(ABOUT THIS TASK): Every record below, from the first line to the last, is to be set down again exactly.

(DATA FOR PROCESSING):
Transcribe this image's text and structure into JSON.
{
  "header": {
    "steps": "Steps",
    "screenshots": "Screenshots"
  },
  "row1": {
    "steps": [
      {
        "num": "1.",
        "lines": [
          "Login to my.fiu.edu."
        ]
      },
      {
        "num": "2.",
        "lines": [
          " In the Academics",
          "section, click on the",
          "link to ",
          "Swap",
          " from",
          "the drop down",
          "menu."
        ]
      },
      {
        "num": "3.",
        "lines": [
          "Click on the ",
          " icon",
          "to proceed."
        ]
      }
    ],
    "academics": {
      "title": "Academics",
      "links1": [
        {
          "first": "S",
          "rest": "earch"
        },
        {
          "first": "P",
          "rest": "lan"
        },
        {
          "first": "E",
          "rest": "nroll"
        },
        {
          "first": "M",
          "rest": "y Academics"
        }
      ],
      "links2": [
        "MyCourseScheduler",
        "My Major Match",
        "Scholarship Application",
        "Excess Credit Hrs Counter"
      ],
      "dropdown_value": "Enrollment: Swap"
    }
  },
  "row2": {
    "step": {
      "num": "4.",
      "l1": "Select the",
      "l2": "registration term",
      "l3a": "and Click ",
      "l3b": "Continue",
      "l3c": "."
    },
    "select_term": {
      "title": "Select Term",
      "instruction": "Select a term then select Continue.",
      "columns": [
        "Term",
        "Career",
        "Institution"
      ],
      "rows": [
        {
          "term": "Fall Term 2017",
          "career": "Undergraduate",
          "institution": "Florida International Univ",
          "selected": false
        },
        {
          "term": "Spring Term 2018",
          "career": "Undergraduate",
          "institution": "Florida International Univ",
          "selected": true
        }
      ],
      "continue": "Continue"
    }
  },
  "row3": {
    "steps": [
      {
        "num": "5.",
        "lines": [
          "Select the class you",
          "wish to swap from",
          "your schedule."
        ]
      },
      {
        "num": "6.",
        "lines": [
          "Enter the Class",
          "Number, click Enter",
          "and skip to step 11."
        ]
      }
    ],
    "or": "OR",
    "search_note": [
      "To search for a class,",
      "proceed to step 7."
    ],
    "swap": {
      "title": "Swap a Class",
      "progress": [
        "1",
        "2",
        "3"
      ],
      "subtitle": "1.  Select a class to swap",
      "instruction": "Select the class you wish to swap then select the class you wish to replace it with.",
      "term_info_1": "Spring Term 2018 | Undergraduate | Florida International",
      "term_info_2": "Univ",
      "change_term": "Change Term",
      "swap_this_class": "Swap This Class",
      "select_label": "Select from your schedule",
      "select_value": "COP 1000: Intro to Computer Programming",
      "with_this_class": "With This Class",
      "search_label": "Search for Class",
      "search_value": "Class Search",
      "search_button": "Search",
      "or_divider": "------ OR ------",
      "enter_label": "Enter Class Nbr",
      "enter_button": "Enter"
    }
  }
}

(TASK OUTPUT):
Transcribe this image's text and structure into JSON.
{
  "header": {
    "steps": "Steps",
    "screenshots": "Screenshots"
  },
  "row1": {
    "steps": [
      {
        "num": "1.",
        "lines": [
          "Login to my.fiu.edu."
        ]
      },
      {
        "num": "2.",
        "lines": [
          " In the Academics",
          "section, click on the",
          "link to ",
          "Swap",
          " from",
          "the drop down",
          "menu."
        ]
      },
      {
        "num": "3.",
        "lines": [
          "Click on the ",
          " icon",
          "to proceed."
        ]
      }
    ],
    "academics": {
      "title": "Academics",
      "links1": [
        {
          "first": "S",
          "rest": "earch"
        },
        {
          "first": "P",
          "rest": "lan"
        },
        {
          "first": "E",
          "rest": "nroll"
        },
        {
          "first": "M",
          "rest": "y Academics"
        }
      ],
      "links2": [
        "MyCourseScheduler",
        "My Major Match",
        "Scholarship Application",
        "Excess Credit Hrs Counter"
      ],
      "dropdown_value": "Enrollment: Swap"
    }
  },
  "row2": {
    "step": {
      "num": "4.",
      "l1": "Select the",
      "l2": "registration term",
      "l3a": "and Click ",
      "l3b": "Continue",
      "l3c": "."
    },
    "select_term": {
      "title": "Select Term",
      "instruction": "Select a term then select Continue.",
      "columns": [
        "Term",
        "Career",
        "Institution"
      ],
      "rows": [
        {
          "term": "Fall Term 2017",
          "career": "Undergraduate",
          "institution": "Florida International Univ",
          "selected": false
        },
        {
          "term": "Spring Term 2018",
          "career": "Undergraduate",
          "institution": "Florida International Univ",
          "selected": true
        }
      ],
      "continue": "Continue"
    }
  },
  "row3": {
    "steps": [
      {
        "num": "5.",
        "lines": [
          "Select the class you",
          "wish to swap from",
          "your schedule."
        ]
      },
      {
        "num": "6.",
        "lines": [
          "Enter the Class",
          "Number, click Enter",
          "and skip to step 11."
        ]
      }
    ],
    "or": "OR",
    "search_note": [
      "To search for a class,",
      "proceed to step 7."
    ],
    "swap": {
      "title": "Swap a Class",
      "progress": [
        "1",
        "2",
        "3"
      ],
      "subtitle": "1.  Select a class to swap",
      "instruction": "Select the class you wish to swap then select the class you wish to replace it with.",
      "term_info_1": "Spring Term 2018 | Undergraduate | Florida International",
      "term_info_2": "Univ",
      "change_term": "Change Term",
      "swap_this_class": "Swap This Class",
      "select_label": "Select from your schedule",
      "select_value": "COP 1000: Intro to Computer Programming",
      "with_this_class": "With This Class",
      "search_label": "Search for Class",
      "search_value": "Class Search",
      "search_button": "Search",
      "or_divider": "------ OR ------",
      "enter_label": "Enter Class Nbr",
      "enter_button": "Enter"
    }
  }
}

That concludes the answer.